“The country is growing more and more divided,” she said. “I don’t think it’s going to change in my lifetime, or in my time working here.

“I think the world needs healing on this,” she continued. “But not all wounds have been opened yet.”

‘Women deservebetter’

Charlotte Antal, 45, of Bradford said she developed her anti-abortion activism because she remembers being dissatisfied with the level of care she received while pregnant with her two sons.

In both instances, the N.H. Right to Life board member said she was told her sons had “fetal anomalies,” which turned out to be markers for Down’s Syndrome. In both instances, she said she was told to “think about her options.”

The insinuation that she abort her children, Antal said, angered her. “It made me wonder how much pressure women are under to abort when there’s an anomaly,” she said. “It made me more aware of what women are going through.”

To Antal, the world after Roe v. Wade is one that has given up on young women.

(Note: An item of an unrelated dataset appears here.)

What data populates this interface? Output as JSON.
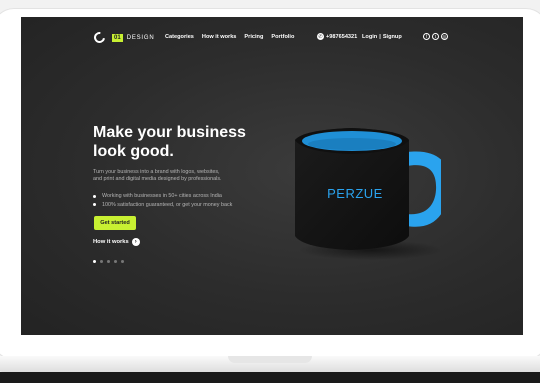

No longer do people try to support women through a moment as challenging and scary as pregnancy can be; instead, they offer abortion as a “quick fix,” Antal said.

“When you’re sitting on the table at your doctor’s office, that’s when you’re the most vulnerable,” she said. “You don’t need someone talking to you about your ‘options’ – you need someone who is going to say, ‘It’s going to be okay.’ I think women deserve better than abortion.”

Kathleen Hedstrom, 73, agreed. She runs an anti-abortion group out of the Immaculate Heart of Mary Church in the Heights of Concord, and has been approached by several women who were hurt by and regretted their decision.

“It ruins women,” she said. “I don’t want anyone to experience that.”

Hedstrom said she is a frequent member of the walk, and her group often goes down to the Equality Health Center during the 40 Days for Life vigil, an event that anti-abortion groups hold during March.

Those vigils, Hedstromsaid, are supposed to be moments of quiet prayer, although she said people sometimes do engage her in conversation.

“I think the exchange of thoughts is okay,” she said.

It’s that exchange of ideas Antal wishes would happen more often.

“I fear we’re living in a  more polarized world than ever,” she said. “I f it keeps going like this, I don’t know when the world is ever going to heal.”

(This story was updated Jan. 15.)